Considering how common asthma is, it’s somewhat astounding that we don’t have the foggiest idea about all that much about how the condition works. Presently, as a major aspect of the Human Cell Atlas activity specialists have mapped the various kinds of cells in the lungs, and detected some significant new contrasts among solid and asthma-influenced aviation routes that could rouse some new drug targets.
The specialists contemplated in excess of 36,000 individual cells, from the nasal zone and three distinct pieces of the lung, in tests taken from 17 individuals without asthma. These were investigated to figure out which cell types were the place, and which qualities were dynamic in every cell.
Utilizing this as a gauge, the team at that point played out similar examinations of cells taken from six patients with asthma, and thought about the two gatherings. That enabled them to recognize the cell contrasts among solid and asthmatic lungs, and considerably find another cell express that adds to the side effects of the condition.

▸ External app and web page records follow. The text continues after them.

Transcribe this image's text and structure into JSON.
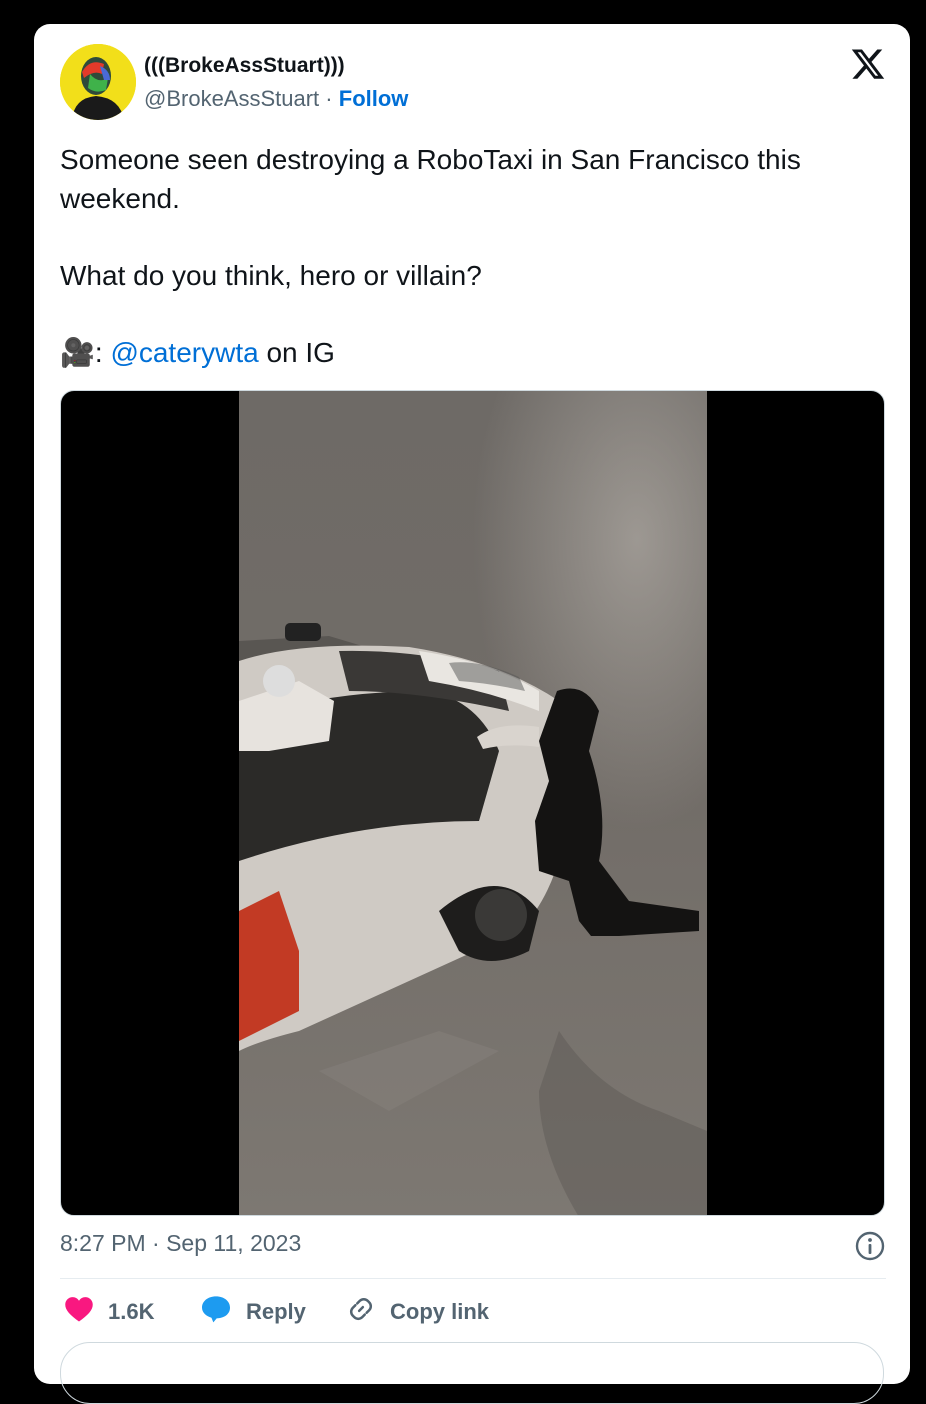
{
  "tweet": {
    "display_name": "(((BrokeAssStuart)))",
    "handle": "@BrokeAssStuart",
    "separator": " · ",
    "follow_label": "Follow",
    "text_line1": "Someone seen destroying a RoboTaxi in San Francisco this weekend.",
    "text_line2": "What do you think, hero or villain?",
    "credit_emoji": "🎥",
    "credit_colon": ": ",
    "credit_mention": "@caterywta",
    "credit_suffix": " on IG",
    "timestamp": "8:27 PM · Sep 11, 2023"
  },
  "actions": {
    "like_count": "1.6K",
    "reply_label": "Reply",
    "copy_label": "Copy link"
  },
  "colors": {
    "link": "#006fd6",
    "like": "#f91880",
    "reply": "#1d9bf0",
    "secondary_text": "#536471"
  },
  "icons": [
    "x-logo-icon",
    "info-icon",
    "heart-icon",
    "reply-bubble-icon",
    "link-icon"
  ]
}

One of the key disclosures was an issue with how aviation route cells speak with one another. Typically, a scope of cells cooperate to keep aviation routes working, however in the new cell evaluation, the team found that fiery resistant cells called type 2 T assistant (Th2) cells were overactive. That implies they promptly turned out to be kindled, narrowing the airways routes and causing the breathing troubles normal for an asthma assault.
“We already knew that inflammatory Th2 cells played a role in asthma, but only now do we see how great that influence is,” says Martijn Nawijn, senior author of the study. “In normal people, all kinds of cells communicate with each other in order to keep the airways functioning well. But in asthma patients, almost all of those interactions are lost. Instead of a network of interactions, in asthma the inflammatory cells seem to completely dominate the communication in the airways.”

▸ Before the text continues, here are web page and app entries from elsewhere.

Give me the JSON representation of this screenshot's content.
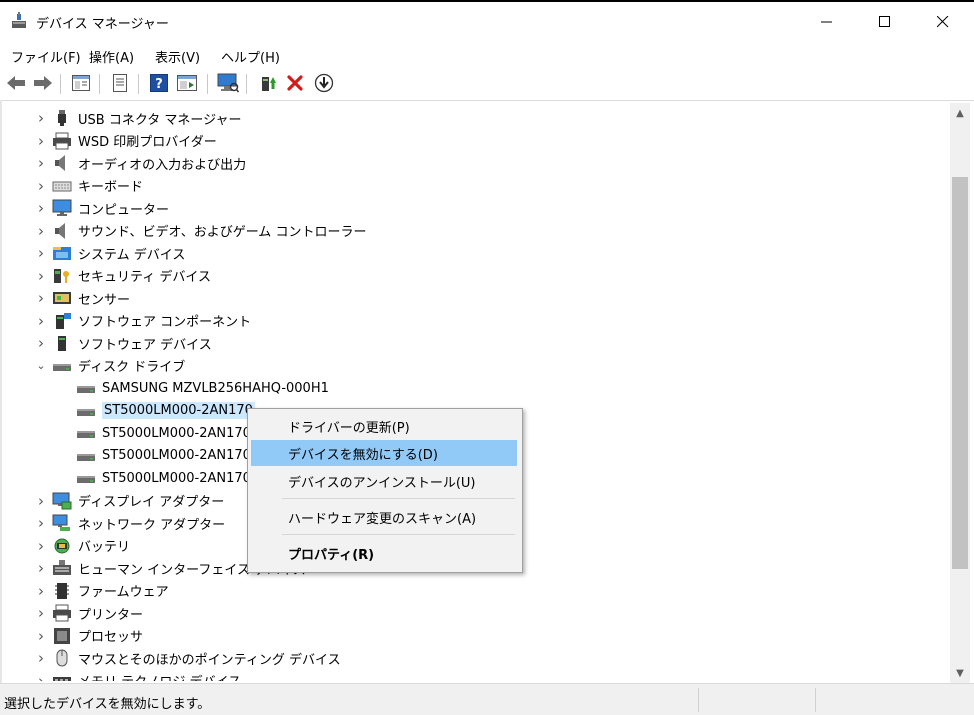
{
  "window": {
    "title": "デバイス マネージャー",
    "controls": {
      "minimize": "—",
      "maximize": "☐",
      "close": "✕"
    }
  },
  "menubar": {
    "items": [
      "ファイル(F)",
      "操作(A)",
      "表示(V)",
      "ヘルプ(H)"
    ]
  },
  "toolbar": {
    "icons": [
      "back-arrow-icon",
      "forward-arrow-icon",
      "show-hide-tree-icon",
      "properties-icon",
      "help-icon",
      "action-pane-icon",
      "monitor-scan-icon",
      "update-driver-icon",
      "uninstall-x-icon",
      "download-circle-icon"
    ]
  },
  "tree": {
    "items": [
      {
        "label": "USB コネクタ マネージャー",
        "icon": "usb-icon",
        "expanded": false
      },
      {
        "label": "WSD 印刷プロバイダー",
        "icon": "printer-icon",
        "expanded": false
      },
      {
        "label": "オーディオの入力および出力",
        "icon": "speaker-icon",
        "expanded": false
      },
      {
        "label": "キーボード",
        "icon": "keyboard-icon",
        "expanded": false
      },
      {
        "label": "コンピューター",
        "icon": "monitor-icon",
        "expanded": false
      },
      {
        "label": "サウンド、ビデオ、およびゲーム コントローラー",
        "icon": "speaker-icon",
        "expanded": false
      },
      {
        "label": "システム デバイス",
        "icon": "system-folder-icon",
        "expanded": false
      },
      {
        "label": "セキュリティ デバイス",
        "icon": "security-key-icon",
        "expanded": false
      },
      {
        "label": "センサー",
        "icon": "sensor-icon",
        "expanded": false
      },
      {
        "label": "ソフトウェア コンポーネント",
        "icon": "software-component-icon",
        "expanded": false
      },
      {
        "label": "ソフトウェア デバイス",
        "icon": "software-device-icon",
        "expanded": false
      },
      {
        "label": "ディスク ドライブ",
        "icon": "disk-drive-icon",
        "expanded": true
      },
      {
        "label": "SAMSUNG MZVLB256HAHQ-000H1",
        "icon": "disk-drive-icon",
        "child": true
      },
      {
        "label": "ST5000LM000-2AN170",
        "icon": "disk-drive-icon",
        "child": true,
        "selected": true
      },
      {
        "label": "ST5000LM000-2AN170",
        "icon": "disk-drive-icon",
        "child": true
      },
      {
        "label": "ST5000LM000-2AN170",
        "icon": "disk-drive-icon",
        "child": true
      },
      {
        "label": "ST5000LM000-2AN170",
        "icon": "disk-drive-icon",
        "child": true
      },
      {
        "label": "ディスプレイ アダプター",
        "icon": "display-adapter-icon",
        "expanded": false
      },
      {
        "label": "ネットワーク アダプター",
        "icon": "network-icon",
        "expanded": false
      },
      {
        "label": "バッテリ",
        "icon": "battery-icon",
        "expanded": false
      },
      {
        "label": "ヒューマン インターフェイス デバイス",
        "icon": "hid-icon",
        "expanded": false
      },
      {
        "label": "ファームウェア",
        "icon": "firmware-icon",
        "expanded": false
      },
      {
        "label": "プリンター",
        "icon": "printer-icon",
        "expanded": false
      },
      {
        "label": "プロセッサ",
        "icon": "processor-icon",
        "expanded": false
      },
      {
        "label": "マウスとそのほかのポインティング デバイス",
        "icon": "mouse-icon",
        "expanded": false
      },
      {
        "label": "メモリ テクノロジ デバイス",
        "icon": "memory-icon",
        "expanded": false
      }
    ]
  },
  "context_menu": {
    "items": [
      {
        "label": "ドライバーの更新(P)",
        "highlighted": false,
        "bold": false
      },
      {
        "label": "デバイスを無効にする(D)",
        "highlighted": true,
        "bold": false
      },
      {
        "label": "デバイスのアンインストール(U)",
        "highlighted": false,
        "bold": false
      },
      {
        "label": "ハードウェア変更のスキャン(A)",
        "highlighted": false,
        "bold": false
      },
      {
        "label": "プロパティ(R)",
        "highlighted": false,
        "bold": true
      }
    ]
  },
  "statusbar": {
    "text": "選択したデバイスを無効にします。"
  }
}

An overproduction of bodily fluid is another symptom of asthma, and the group likewise found another phone state, called the muco-ciliated state, in the lower aviation routes of asthma patients. The third main lesson was that cells in different parts of the lung showed very different activities.
By and large, these discoveries could prompt new medication focuses for asthma treatment. That may incorporate creating drugs that keep cells from reacting to the overactive provocative sign, which thus would keep the airways open.
“As part of the Human Cell Atlas initiative, we have created the first comprehensive cellular map of the lungs,” says Sarah Teichmann, senior author of the study. “Our large-scale, open access data reveals the activity of different cells, their communication pathways and locations. The lung cell atlas will provide a great resource for further lung research and we hope that it will enable the identification of potential new therapeutic targets for asthma relief.”